pid_t waitpid(pid_t pid, int *status, int options);

The call to waitpid() returns the process ID of the child for which we are waiting, whose process ID is passed in as the first argument, ‘pid’.
The second argument, ‘status’, is the returned child process exit status, and ‘options’ is the bitwise-OR of the following flags:

 WNOHANG : prevents waitpid() from causing the parent process to hang, if there is no immediate return.
 WNOWAIT : keeps the process whose status is returned in a waitable state, so that it may be waited for again.

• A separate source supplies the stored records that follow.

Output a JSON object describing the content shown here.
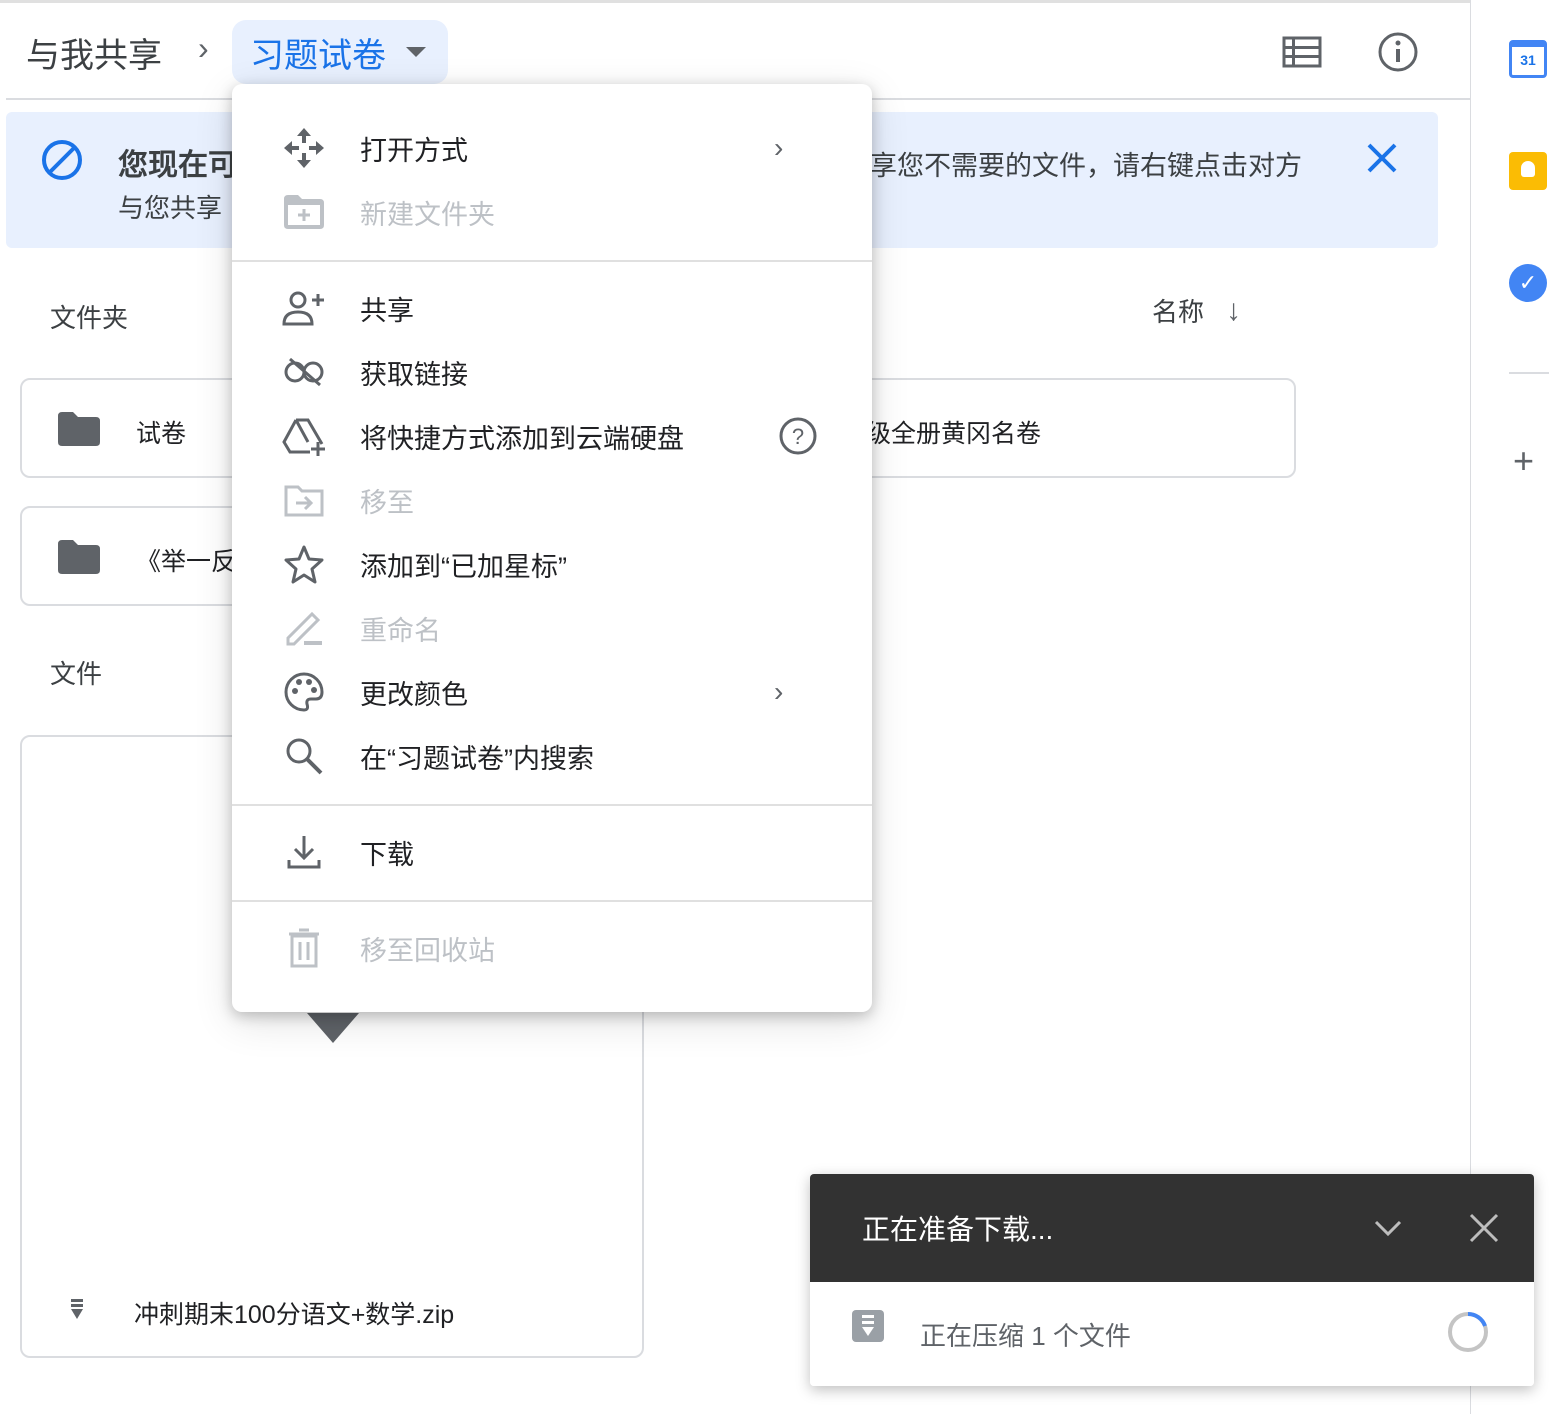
{
  "breadcrumb": {
    "root": "与我共享",
    "current": "习题试卷"
  },
  "banner": {
    "title_visible": "您现在可",
    "subtitle_visible": "与您共享",
    "text_right_visible": "享您不需要的文件，请右键点击对方"
  },
  "folders_section": {
    "label": "文件夹",
    "sort_label": "名称"
  },
  "folders": [
    {
      "name": "试卷"
    },
    {
      "name": "级全册黄冈名卷"
    },
    {
      "name": "《举一反"
    }
  ],
  "files_section": {
    "label": "文件"
  },
  "files": [
    {
      "name": "冲刺期末100分语文+数学.zip"
    }
  ],
  "menu": {
    "items": [
      {
        "label": "打开方式",
        "icon": "open-with-icon",
        "disabled": false,
        "submenu": true
      },
      {
        "label": "新建文件夹",
        "icon": "new-folder-icon",
        "disabled": true
      },
      {
        "label": "共享",
        "icon": "person-add-icon",
        "disabled": false
      },
      {
        "label": "获取链接",
        "icon": "link-icon",
        "disabled": false
      },
      {
        "label": "将快捷方式添加到云端硬盘",
        "icon": "add-shortcut-icon",
        "disabled": false,
        "help": true
      },
      {
        "label": "移至",
        "icon": "move-to-icon",
        "disabled": true
      },
      {
        "label": "添加到“已加星标”",
        "icon": "star-icon",
        "disabled": false
      },
      {
        "label": "重命名",
        "icon": "rename-icon",
        "disabled": true
      },
      {
        "label": "更改颜色",
        "icon": "palette-icon",
        "disabled": false,
        "submenu": true
      },
      {
        "label": "在“习题试卷”内搜索",
        "icon": "search-icon",
        "disabled": false
      },
      {
        "label": "下载",
        "icon": "download-icon",
        "disabled": false
      },
      {
        "label": "移至回收站",
        "icon": "trash-icon",
        "disabled": true
      }
    ]
  },
  "download": {
    "title": "正在准备下载...",
    "status": "正在压缩 1 个文件"
  },
  "sidepanel": {
    "calendar_day": "31"
  },
  "colors": {
    "accent": "#1a73e8",
    "banner": "#e8f0fe",
    "toast": "#323232"
  }
}
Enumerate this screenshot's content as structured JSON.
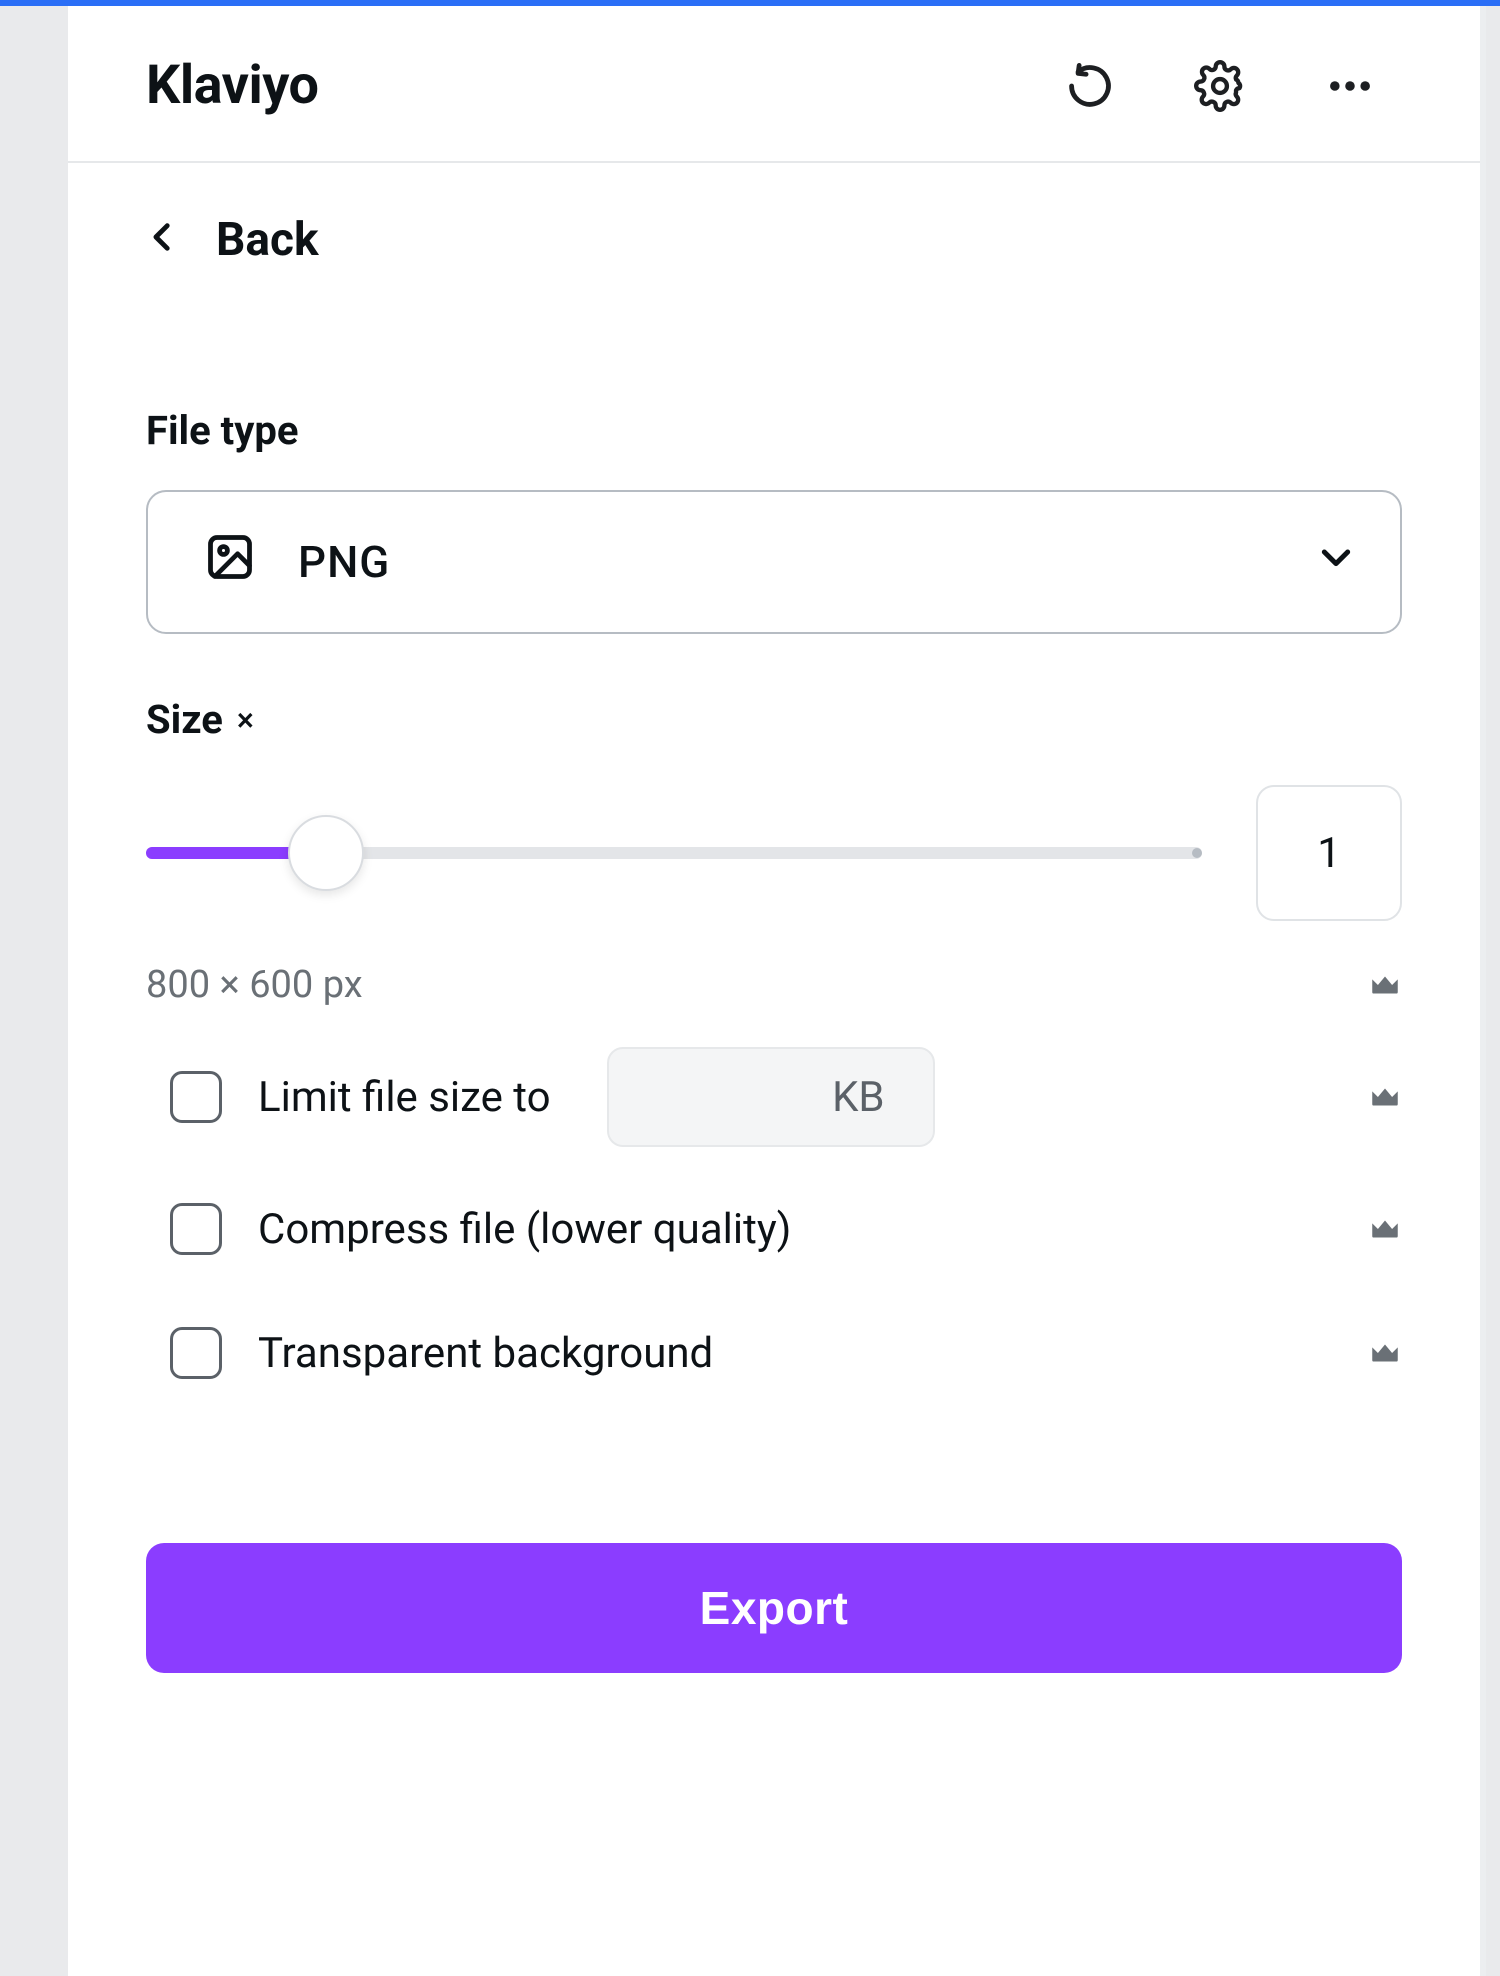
{
  "header": {
    "title": "Klaviyo"
  },
  "back": {
    "label": "Back"
  },
  "file_type": {
    "section_label": "File type",
    "selected": "PNG"
  },
  "size": {
    "section_label": "Size",
    "multiplier_symbol": "×",
    "value": "1",
    "dimensions": "800 × 600 px",
    "slider_percent": 17
  },
  "options": {
    "limit_size": {
      "label": "Limit file size to",
      "unit": "KB",
      "checked": false
    },
    "compress": {
      "label": "Compress file (lower quality)",
      "checked": false
    },
    "transparent": {
      "label": "Transparent background",
      "checked": false
    }
  },
  "export_button": "Export"
}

We set the options flags to zero since they are of no use to us. The status word, however, provides useful information on how our child terminated, and can be decoded with the macros, described in the manual page for ‘wstat’.

pid_t pid;
 int status;

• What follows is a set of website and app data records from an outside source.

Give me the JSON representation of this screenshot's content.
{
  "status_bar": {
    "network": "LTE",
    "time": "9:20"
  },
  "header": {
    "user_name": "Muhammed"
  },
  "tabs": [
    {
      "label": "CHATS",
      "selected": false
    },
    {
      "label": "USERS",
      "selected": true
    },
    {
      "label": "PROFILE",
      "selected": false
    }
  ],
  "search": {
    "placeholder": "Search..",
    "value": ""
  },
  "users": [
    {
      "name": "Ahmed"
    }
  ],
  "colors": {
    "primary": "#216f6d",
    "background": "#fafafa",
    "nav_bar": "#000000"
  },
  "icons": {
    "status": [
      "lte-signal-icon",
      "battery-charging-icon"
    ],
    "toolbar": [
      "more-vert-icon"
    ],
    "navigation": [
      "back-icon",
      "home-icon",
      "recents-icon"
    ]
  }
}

switch((pid = fork()){
 case –1:
 printf(“fork failed\n”);
 break;
 case 0:
 printf(“Child process running\n”);
 execl(“/usr/ucb/lpr”, “lpr”, “/tmp/file”, (char *) NULL);
 break;
 default:
 printf(“Parent process has executed lpr to print a file\n”);
 if(waitpid(pid, &status, 0) == pid){
 printf(“lpr has now finished\n”);
 }
 break;
 }

If we don’t wish to poll waitpid() repeatedly, but need to do other processing, while the child process goes about its business, we need to effectively disown the child process.
As soon as the child has successfully forked, we must disassociate it from the process group of the parent.
Process groups and sessions are discussed at the beginning of the fork() section, However, to save you the trouble of looking, a process group is headed by the parent process whose process ID becomes the group’s process group ID. All children of the parent then share this process group ID.
The disowning of a child process is accomplished by executing the system call setpgrp() or setsid(), (both of which have the same functionality) as soon as the child is forked. These calls create a new process session group, make the child process the session leader, and set the process group ID to the process ID of the child.
The complete code is as below:

pid_t pid;

switch((pid = fork()){
 case –1:
 printf(“fork failed\n”);
 break;
 case 0:
 if(setpgrp() == -1){
 printf(“Can’t set pgrp\n”);
 }
 printf(“Independent child process running\n”);
 execl(“/usr/ucb/lpr”, “lpr”, “/tmp/file”, (char *) NULL);
 break;
 default:
 printf(“Parent process has executed lpr to print a file\n”);
 break;
 }
 

open() close() dup() read() write()

These system calls are primarily concerned with files, but since Unix treats almost everything as a file, most of them can be used on any byte-orientated device, including sockets and pipes.

int open(char *file, int how, int mode);

open() returns a file descriptor to a file, which it opens for reading, writing or both. The ‘file’ argument is the file name, with or without a path, while ‘how’ is the bitwise-OR of some of the following flags defined in fcntl.h:

O_RDONLY Read only
O_WRONLY Write only
O_RDWR Read/write
O_TRUNC Truncate on opening
O_CREAT Create if non-existent

The ‘mode’ argument is optional, and defines the permissions on the file using the same flags as chmod.

Int close(int fd);

Closes the file which was originally opened with the file descriptor, fd.

Int dup(int fd);

Returns a file descriptor which is identical to that passed in as an argument, but with a different number. At a first glance, this call seems fairly useless. But in fact, it permits some powerful operations like bi-directional pipes, where we need a pipe descriptor to become a standard input or output. Also, client-server systems need to listen for incoming connections on a fixed socket descriptor while handling existing connections on different descriptors.

November 20, 2017

Leave a Reply

1 Comment on "Unix Kernel – System Calls"

Notify of
avatar
Sort by:   newest | oldest | most voted
fluca1978
Member

Interesting article, I would note that when teaching the fork(2) syscal I used a pattern like the following:

int parent_pid = getpid();

// fork
int my_pid = getpid();
if ( my_pid == parent_pid ) { // parent process }
else { // child process }

Also please note that the file descriptors are inherited by parent process.

wpDiscuz
© HAKIN9 MEDIA SP. Z O.O. SP. K. 2013